Why political consultants need PsyPology.
The vast majority of professional political consultants I’ve met have an innate sense for advertising and marketing strategy, despite not having ever worked in a traditional advertising agency setting. Some took courses and others were former campaign operatives – managers, field staff, fundraising, etc – prior to becoming consultants.
Our jobs – however – involve telling our clients what make voters tick… what will persuade them or drive them to an action. When we’re lucky, some of this is informed by polling or campaign generated data (like open rates, signups or contributions). In many cases, however – decisions are made in the absence of polling or data – and the strategy or creative choices are informed to a large degree by the consultant’s opinions, instincts, experience, and (hopefully) knowledge.
PsyPology exists because there is a tremendous body of research relating to how people make choices and consume advertising. While large corporations (and smart smaller to medium sized ones) are able to spend resources diving into the psychology of their customer/clients, few political campaigns have the time/resources to do the same. Political consultants, for their part, are often stretched too thin to spend – and as a result, discussion of consumer/behavioral psychology and neuroscience and their potential applications to our work is sparse.
The goal of PsyPology is to provide political operatives and campaigns with intelligence from psychology and neuroscience – package it with some analysis discuss the potential applications to political and advocacy campaigns.

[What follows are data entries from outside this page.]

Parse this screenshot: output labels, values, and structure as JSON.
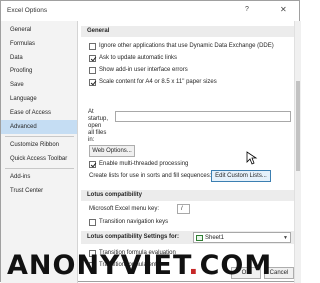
{
  "window": {
    "title": "Excel Options",
    "help_glyph": "?",
    "close_glyph": "✕"
  },
  "sidebar": {
    "items": [
      {
        "label": "General"
      },
      {
        "label": "Formulas"
      },
      {
        "label": "Data"
      },
      {
        "label": "Proofing"
      },
      {
        "label": "Save"
      },
      {
        "label": "Language"
      },
      {
        "label": "Ease of Access"
      },
      {
        "label": "Advanced",
        "selected": true
      },
      {
        "label": "Customize Ribbon"
      },
      {
        "label": "Quick Access Toolbar"
      },
      {
        "label": "Add-ins"
      },
      {
        "label": "Trust Center"
      }
    ]
  },
  "general": {
    "header": "General",
    "ignore_dde": "Ignore other applications that use Dynamic Data Exchange (DDE)",
    "ask_update_links": "Ask to update automatic links",
    "show_addin_errors": "Show add-in user interface errors",
    "scale_content": "Scale content for A4 or 8.5 x 11\" paper sizes",
    "startup_label_1": "At",
    "startup_label_2": "startup,",
    "startup_label_3": "open",
    "startup_label_4": "all files",
    "startup_label_5": "in:",
    "startup_value": "",
    "web_options_button": "Web Options...",
    "multithreaded": "Enable multi-threaded processing",
    "custom_lists_label": "Create lists for use in sorts and fill sequences:",
    "edit_custom_lists_button": "Edit Custom Lists..."
  },
  "lotus": {
    "header": "Lotus compatibility",
    "menu_key_label": "Microsoft Excel menu key:",
    "menu_key_value": "/",
    "transition_nav_keys": "Transition navigation keys"
  },
  "lotus_settings": {
    "header": "Lotus compatibility Settings for:",
    "sheet_value": "Sheet1",
    "transition_formula_eval": "Transition formula evaluation",
    "transition_formula_entry": "Transition formula entry"
  },
  "footer": {
    "ok_button": "OK",
    "cancel_button": "Cancel"
  },
  "watermark": {
    "text_a": "ANONYVIET",
    "dot": ".",
    "text_b": "COM"
  },
  "colors": {
    "selected_nav": "#c5ddf3",
    "section_bg": "#ececec",
    "accent": "#3c7fb1"
  }
}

Some consultants are already running campaigns consistent with the best indicators from consumer psychology. For those of you that fall in this category, this may simply serve as backup for when your clients ask you why you are doing things a certain way (or for you to argue against their desire to do it differently).
For other consultants, some of this info may serve to help you refine an already good product, perhaps gaining an advantage over your competition or some level of increased efficacy in your work.
Without question, there are consultants that are producing work that isn’t consistent with what the psychological or neuroscience community knows about how people process information/decisions. Hopefully, PsyPology will provide insight into new ways to approach your communications.
This is a new product – and there are three major points I’d like to convey to you:
- Your confidential feedback is encouraged. I want this to be a valuable resource for you, and to that end, I need to know what you like and don’t like, or want more or less of. Anything you can provide will help me make future editions that much better. You’re welcome to do this via email – email@example.com or phone – 954-336-4402.
- I am a political consultant with a strong interest in psychology, not a psychologist. I’m looking at these studies from the standpoint of a campaigner – and looking for conclusions that might possibly guide our work. To that end, my opinions are my own, and you should use your own judgement as to whether the findings of the studies are indeed applicable. I’ve picked studies that seem, to me, to have relevance – but haven’t yet been proven in the political world. (They’re intel, not predictions.)
- While you must log in to get the latest editions, and we’re taking some precautions to avoid sharing, we also want to make the documents easy to access. If you choose to share it with someone – vs. encouraging them to sign up, you are devaluating your own expenditure, and risking whatever competitive advantage you’re gaining by getting it in the first place. (You’re also violating the terms and conditions of your subscriber agreement and potentially violating our copyright.) As such, please make every effort to protect the value of your/our work and investments, and keep the info confidential.
- Please make sure to join the PsyPology Subscriber Facebook Group found here – which will (ultimately, hopefully) have active discussions about the content and allow you to interact with other subscribers (more and more as it ramps up). Ask to join on the Facebook page or by emailing firstname.lastname@example.org.